Recurrent cervical carcinoma after radical hysterectomy and pelvic lymph node dissection: a study of 32 cases
B. Piura1,*, A. Rabinovich1, M. Friger2
1 Unit of Gynecologic Oncology, Department of Obstetrics and Gynecology, Ben-Gurion University of the Negev, Beer-Sheva
2 Department of Epidemiology, Soroka Medical Center and Faculty of Health Sciences, Ben-Gurion University of the Negev, Beer-Sheva (Israel)
Eur. J. Gynaecol. Oncol. 2008, 29(1), 31–36;
Published: 10 February 2008
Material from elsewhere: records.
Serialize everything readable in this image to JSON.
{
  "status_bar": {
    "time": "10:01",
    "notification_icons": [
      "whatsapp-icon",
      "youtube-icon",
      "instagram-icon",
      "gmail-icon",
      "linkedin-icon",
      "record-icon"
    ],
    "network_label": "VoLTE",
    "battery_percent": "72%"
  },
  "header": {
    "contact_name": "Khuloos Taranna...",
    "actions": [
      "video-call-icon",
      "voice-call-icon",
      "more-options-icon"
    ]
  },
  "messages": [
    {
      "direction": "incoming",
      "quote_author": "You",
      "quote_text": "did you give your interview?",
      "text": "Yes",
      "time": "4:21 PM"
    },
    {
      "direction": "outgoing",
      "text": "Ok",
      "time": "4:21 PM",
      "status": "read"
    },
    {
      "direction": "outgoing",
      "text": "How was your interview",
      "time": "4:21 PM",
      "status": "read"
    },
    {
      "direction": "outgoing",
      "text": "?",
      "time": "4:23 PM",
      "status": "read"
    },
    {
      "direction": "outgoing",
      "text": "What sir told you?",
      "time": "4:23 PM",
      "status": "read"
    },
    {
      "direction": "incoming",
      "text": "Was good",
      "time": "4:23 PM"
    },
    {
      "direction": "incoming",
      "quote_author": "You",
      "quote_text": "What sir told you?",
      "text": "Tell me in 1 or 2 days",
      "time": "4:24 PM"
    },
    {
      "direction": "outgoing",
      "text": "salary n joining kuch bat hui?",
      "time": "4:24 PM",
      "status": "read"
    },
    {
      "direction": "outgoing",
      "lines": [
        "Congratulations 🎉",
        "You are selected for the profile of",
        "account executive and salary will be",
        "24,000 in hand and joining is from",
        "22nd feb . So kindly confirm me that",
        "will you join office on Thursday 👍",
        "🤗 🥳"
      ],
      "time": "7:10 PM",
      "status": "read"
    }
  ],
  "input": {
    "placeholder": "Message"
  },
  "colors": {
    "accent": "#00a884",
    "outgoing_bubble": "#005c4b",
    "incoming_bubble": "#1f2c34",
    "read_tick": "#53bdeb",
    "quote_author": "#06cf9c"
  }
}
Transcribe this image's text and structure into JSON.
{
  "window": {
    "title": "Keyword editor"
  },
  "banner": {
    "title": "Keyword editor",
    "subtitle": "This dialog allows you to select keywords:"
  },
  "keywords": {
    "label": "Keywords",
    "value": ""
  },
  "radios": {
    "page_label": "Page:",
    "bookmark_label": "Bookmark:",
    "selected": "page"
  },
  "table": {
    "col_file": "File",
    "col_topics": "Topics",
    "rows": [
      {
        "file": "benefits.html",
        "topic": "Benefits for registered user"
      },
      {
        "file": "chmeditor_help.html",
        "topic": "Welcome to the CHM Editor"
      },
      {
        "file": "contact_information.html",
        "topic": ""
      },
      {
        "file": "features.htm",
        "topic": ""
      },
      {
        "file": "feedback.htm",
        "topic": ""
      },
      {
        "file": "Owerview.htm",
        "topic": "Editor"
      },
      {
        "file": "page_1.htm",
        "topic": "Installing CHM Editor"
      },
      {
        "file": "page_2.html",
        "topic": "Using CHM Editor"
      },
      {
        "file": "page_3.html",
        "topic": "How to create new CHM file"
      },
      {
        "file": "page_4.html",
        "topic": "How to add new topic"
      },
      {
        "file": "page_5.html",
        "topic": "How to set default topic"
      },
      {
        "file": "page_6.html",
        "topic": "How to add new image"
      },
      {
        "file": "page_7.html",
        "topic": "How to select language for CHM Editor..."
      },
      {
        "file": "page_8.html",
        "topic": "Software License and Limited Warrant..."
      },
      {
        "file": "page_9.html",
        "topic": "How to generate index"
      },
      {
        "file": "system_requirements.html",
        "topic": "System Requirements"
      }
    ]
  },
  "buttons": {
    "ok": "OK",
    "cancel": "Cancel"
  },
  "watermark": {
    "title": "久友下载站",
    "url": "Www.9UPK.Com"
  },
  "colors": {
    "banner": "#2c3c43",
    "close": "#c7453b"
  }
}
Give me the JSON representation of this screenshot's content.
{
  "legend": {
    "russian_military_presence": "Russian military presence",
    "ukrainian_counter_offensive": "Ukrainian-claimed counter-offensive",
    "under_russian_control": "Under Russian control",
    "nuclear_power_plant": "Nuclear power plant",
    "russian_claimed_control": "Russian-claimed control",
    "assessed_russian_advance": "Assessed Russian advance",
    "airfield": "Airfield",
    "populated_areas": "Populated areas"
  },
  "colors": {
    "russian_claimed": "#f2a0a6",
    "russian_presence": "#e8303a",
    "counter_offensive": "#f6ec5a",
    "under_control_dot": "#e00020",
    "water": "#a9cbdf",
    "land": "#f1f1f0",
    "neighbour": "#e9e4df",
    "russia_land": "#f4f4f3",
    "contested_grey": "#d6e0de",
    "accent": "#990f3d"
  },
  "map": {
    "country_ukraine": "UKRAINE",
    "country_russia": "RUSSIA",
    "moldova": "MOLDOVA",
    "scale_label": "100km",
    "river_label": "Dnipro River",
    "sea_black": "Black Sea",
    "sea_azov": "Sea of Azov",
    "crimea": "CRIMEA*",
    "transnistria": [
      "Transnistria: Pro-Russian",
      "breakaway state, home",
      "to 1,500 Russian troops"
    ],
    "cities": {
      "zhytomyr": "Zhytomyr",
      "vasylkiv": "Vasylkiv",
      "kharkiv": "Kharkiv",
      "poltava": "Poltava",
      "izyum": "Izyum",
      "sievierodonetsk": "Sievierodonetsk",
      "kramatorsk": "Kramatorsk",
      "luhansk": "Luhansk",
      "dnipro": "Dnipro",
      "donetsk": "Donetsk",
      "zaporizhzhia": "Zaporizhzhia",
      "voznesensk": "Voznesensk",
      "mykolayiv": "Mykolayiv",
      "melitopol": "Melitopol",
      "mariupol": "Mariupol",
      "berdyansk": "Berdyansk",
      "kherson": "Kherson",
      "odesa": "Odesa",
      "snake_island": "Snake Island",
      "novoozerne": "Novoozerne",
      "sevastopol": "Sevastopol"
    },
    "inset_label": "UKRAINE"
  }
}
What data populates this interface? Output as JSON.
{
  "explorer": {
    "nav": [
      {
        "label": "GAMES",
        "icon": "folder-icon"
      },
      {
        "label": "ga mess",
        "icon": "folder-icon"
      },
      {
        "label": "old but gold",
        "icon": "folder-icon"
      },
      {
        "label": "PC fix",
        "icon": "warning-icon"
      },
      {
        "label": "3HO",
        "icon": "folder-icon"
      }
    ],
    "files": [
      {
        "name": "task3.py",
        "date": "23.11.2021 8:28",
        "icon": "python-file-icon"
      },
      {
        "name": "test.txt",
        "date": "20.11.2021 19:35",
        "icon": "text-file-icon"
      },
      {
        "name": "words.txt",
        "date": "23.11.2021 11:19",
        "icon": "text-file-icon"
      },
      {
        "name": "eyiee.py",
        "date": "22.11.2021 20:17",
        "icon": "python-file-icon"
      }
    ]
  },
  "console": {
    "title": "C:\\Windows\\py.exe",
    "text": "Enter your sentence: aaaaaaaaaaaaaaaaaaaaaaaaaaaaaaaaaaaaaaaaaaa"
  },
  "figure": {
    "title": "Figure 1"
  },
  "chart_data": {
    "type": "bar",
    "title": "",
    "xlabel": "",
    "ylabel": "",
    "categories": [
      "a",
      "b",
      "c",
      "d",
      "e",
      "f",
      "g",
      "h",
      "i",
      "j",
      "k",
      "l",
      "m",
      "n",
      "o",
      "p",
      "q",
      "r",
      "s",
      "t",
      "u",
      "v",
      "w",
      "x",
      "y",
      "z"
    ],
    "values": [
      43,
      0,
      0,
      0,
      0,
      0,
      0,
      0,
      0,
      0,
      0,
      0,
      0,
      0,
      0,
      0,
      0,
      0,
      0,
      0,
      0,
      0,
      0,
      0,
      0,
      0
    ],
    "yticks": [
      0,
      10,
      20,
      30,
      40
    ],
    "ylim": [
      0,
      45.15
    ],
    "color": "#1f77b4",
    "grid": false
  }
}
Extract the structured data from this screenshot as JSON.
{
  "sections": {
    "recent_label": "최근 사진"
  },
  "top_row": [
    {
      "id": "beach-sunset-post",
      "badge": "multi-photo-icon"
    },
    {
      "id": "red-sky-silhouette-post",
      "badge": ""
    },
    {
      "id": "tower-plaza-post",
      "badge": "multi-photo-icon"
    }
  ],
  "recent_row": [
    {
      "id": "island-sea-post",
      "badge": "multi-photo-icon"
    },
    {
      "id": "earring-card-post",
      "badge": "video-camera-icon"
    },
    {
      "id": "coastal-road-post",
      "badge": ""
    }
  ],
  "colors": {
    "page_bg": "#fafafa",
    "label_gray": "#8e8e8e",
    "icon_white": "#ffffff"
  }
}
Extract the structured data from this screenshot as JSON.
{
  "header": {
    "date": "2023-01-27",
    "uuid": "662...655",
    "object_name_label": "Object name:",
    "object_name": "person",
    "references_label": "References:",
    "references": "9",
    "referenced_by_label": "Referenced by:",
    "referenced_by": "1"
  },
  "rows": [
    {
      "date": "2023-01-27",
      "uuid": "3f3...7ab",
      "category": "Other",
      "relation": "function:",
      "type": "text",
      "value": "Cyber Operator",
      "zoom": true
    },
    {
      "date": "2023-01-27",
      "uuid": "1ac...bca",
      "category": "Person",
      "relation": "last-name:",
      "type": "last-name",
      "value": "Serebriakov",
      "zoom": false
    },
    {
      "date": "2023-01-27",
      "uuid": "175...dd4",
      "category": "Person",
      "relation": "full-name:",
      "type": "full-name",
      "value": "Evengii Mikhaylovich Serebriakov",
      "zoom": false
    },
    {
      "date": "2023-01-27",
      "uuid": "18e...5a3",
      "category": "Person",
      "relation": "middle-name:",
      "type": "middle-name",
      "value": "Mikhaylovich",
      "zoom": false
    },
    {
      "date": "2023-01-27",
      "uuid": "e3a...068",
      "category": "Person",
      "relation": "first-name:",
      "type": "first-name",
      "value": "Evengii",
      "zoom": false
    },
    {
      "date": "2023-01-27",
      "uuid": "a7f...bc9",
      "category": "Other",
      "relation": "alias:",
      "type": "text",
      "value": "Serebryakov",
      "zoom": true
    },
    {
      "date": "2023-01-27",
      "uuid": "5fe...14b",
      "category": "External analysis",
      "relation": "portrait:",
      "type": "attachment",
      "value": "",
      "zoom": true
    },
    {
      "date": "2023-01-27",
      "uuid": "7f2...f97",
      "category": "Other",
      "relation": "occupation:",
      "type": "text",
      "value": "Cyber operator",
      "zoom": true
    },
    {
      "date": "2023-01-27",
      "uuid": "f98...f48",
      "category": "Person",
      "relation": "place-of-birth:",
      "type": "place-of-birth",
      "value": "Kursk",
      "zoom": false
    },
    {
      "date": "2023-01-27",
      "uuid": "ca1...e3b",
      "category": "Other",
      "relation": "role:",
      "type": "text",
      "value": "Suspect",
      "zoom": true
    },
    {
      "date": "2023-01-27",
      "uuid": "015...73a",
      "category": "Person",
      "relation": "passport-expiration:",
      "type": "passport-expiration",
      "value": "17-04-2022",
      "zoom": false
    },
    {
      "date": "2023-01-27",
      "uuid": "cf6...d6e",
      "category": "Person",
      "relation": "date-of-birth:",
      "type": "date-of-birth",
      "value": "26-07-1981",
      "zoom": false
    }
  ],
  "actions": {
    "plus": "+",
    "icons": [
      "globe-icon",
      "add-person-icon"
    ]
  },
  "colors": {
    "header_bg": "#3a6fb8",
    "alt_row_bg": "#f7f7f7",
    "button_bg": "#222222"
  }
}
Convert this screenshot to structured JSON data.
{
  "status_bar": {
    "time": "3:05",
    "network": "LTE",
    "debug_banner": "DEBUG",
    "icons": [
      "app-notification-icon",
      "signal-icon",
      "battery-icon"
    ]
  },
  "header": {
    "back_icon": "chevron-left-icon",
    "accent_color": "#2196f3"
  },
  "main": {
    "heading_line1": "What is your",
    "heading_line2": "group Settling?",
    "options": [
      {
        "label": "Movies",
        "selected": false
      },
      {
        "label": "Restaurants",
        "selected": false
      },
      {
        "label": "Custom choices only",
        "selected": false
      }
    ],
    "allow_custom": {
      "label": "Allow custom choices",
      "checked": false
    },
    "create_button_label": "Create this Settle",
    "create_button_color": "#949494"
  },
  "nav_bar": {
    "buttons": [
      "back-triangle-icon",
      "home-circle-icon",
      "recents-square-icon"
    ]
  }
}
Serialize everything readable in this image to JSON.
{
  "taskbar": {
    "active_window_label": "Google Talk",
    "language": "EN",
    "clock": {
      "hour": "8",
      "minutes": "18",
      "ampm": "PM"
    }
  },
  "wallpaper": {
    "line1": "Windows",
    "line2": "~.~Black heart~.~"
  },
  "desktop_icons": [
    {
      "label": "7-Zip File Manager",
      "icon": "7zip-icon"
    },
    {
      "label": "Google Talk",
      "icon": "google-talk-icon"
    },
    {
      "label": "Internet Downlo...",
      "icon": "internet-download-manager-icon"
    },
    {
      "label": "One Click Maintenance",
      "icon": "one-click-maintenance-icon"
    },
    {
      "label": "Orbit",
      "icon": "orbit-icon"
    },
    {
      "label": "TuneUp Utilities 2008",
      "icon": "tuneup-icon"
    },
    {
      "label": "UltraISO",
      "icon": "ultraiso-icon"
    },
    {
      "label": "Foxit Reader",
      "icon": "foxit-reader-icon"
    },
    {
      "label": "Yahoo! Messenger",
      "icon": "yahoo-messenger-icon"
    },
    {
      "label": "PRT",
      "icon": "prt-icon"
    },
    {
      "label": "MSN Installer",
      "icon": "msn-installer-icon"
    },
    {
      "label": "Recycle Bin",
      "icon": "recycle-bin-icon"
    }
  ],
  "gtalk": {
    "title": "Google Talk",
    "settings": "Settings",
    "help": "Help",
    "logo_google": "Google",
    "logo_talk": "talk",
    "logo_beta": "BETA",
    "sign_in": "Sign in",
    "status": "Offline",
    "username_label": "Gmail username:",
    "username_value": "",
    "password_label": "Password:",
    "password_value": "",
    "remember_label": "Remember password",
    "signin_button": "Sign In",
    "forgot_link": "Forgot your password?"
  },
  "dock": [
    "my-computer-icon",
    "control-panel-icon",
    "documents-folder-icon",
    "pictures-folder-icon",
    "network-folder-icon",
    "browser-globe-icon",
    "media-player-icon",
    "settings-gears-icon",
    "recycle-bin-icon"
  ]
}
Purpose of investigation: To investigate the characteristics of patients with recurrent cervical carcinoma after radical hysterectomy and pelvic lymph node dissection (RHND), and to evaluate the effect of clinical and surgical pathologic factors on the outcome of these patients. Methods: Data from the files of 32 patients with recurrent cervical carcinoma after RHND managed at the Soroka Medical Center from 1962 through 2005 were analyzed. Results: These 32 patients represent a recurrence rate of 25.4%. The median recurrence-free interval was 19.3 (range, 1-106) months. The prevailing signs and symptoms were obstructive nephropathy, sacral pain and bowel obstruction. Sixteen (50%) patients had loco-regional recurrence alone, 12 (27.5%) loco-regional plus distant recurrence, and four (12.5%) distant recurrence alone. Treatment modalities included radiotherapy, chemotherapy and various surgical procedures. The 5-year survival rate was 35%, with 22 (68.7%) of the patients dead of disease at the end of follow-up. Univariate analysis demonstrated a significant worsening in survival with each of the following factors: loco-regional plus distant recurrence (p = 0.010), positive pelvic lymph nodes (p = 0.010), tumor size _ 3 cm (p = 0.013), positive lymph vascular space involvement (p = 0.017) and RHND without bilateral salpingo-oophorectomy (p = 0.042). In a multivariate analysis, extent of recurrent disease (locoregional alone versus loco-regional plus distant recurrence) and pelvic lymph node status (negative vs positive) at RHND were the only significant predictors of survival. Uremia was the most common cause of death. Conclusions: Recurrent cervical carcinoma after RHND is a grave disease with unfavorable prognosis. In both univariate and multivariate analyses, extent of recurrent disease and pelvic lymph node status at RHND were significant predictors of survival.